As a newspaper person, I’ve been finding a lot of similarities between the pressures my industry has gone through in the past decade and what the book publishing industry is going through now — one reason I’ve been leaning more and more toward going indie. But my ever-alert mom sent me some info this morning that combines the two — The Boston Globe has a half-page color ad on Page A4 today: They’re selling three e-books by the Spotlight Team on Whitey Bulger on Amazon for $2.99 each.
Why not? The Globe’s Spotlight team has done great work on the Whitey Bulger/FBI story over the years, and with Whitey’s recent capture, there’s a market for the work. Why bother going the print route for something so timely, especially when they have it already written? E-books just make sense.
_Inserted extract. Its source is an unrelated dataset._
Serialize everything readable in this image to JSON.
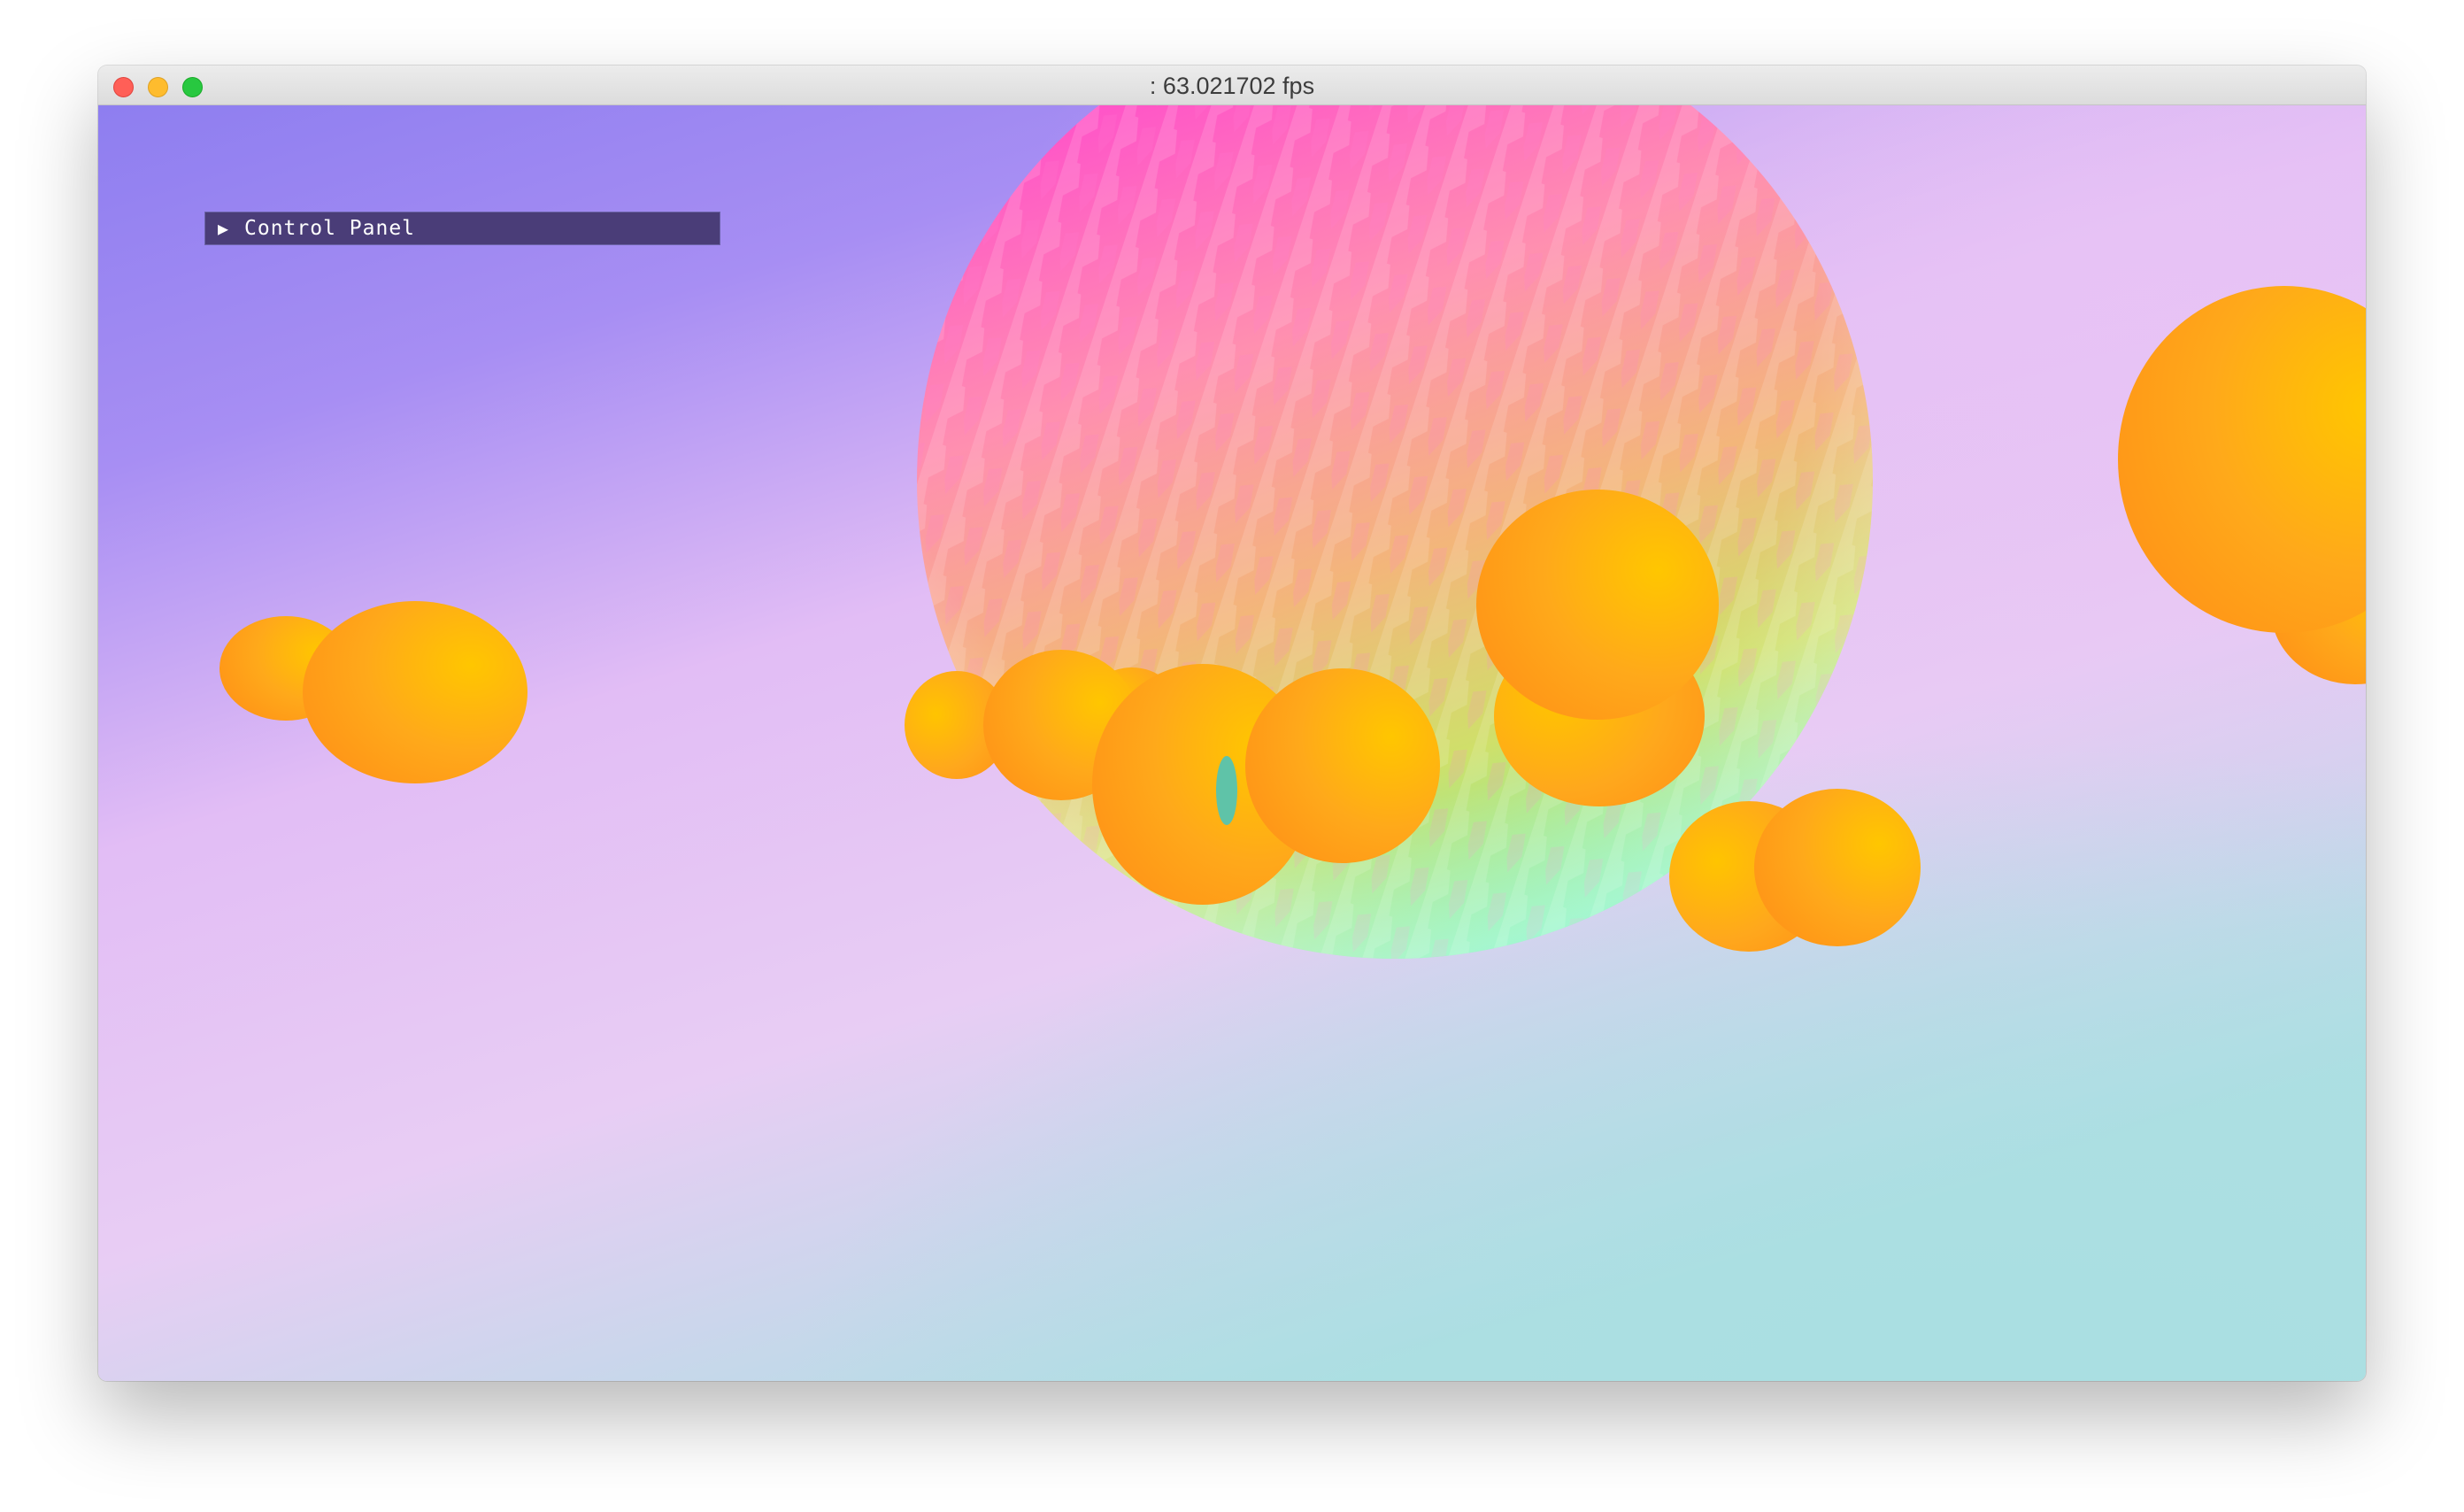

What’s decimating the paper book industry is that in more and more cases, authors and organizations are going to look at the two options and e-books are going to win. In some ways, this could even be an additional revenue stream for newspapers that are finding the old print advertising model is permanently changing, and online isn’t bringing in the replacement revenue as quickly.
Think about it: The Globe has three extensive reports about the guy who’s in the news because the FBI just caught their most-wanted felon. (Osama bin Laden was first, but they also caught him first.) They put a lot of resources into those reports, and they’ve probably been doing well on Boston.com. Why not make them widely available? The court proceedings have just started, and will likely drag on for a few years. All that time, there will be interest in Whitey and his dealings with the FBI. Each e-book they sell nets them $2.10. Most people will buy all three, since they’re three parts of a series. That’s $6.30 for each person. That’s a lot more than they’ll get from each person who reads the series online.
If media outlets, especially the ones who put resources into investigations like this or who luck out and have big stories fall into their laps, start adopting this model, that could be an additional revenue stream that could start to play a decent-sized role going forward.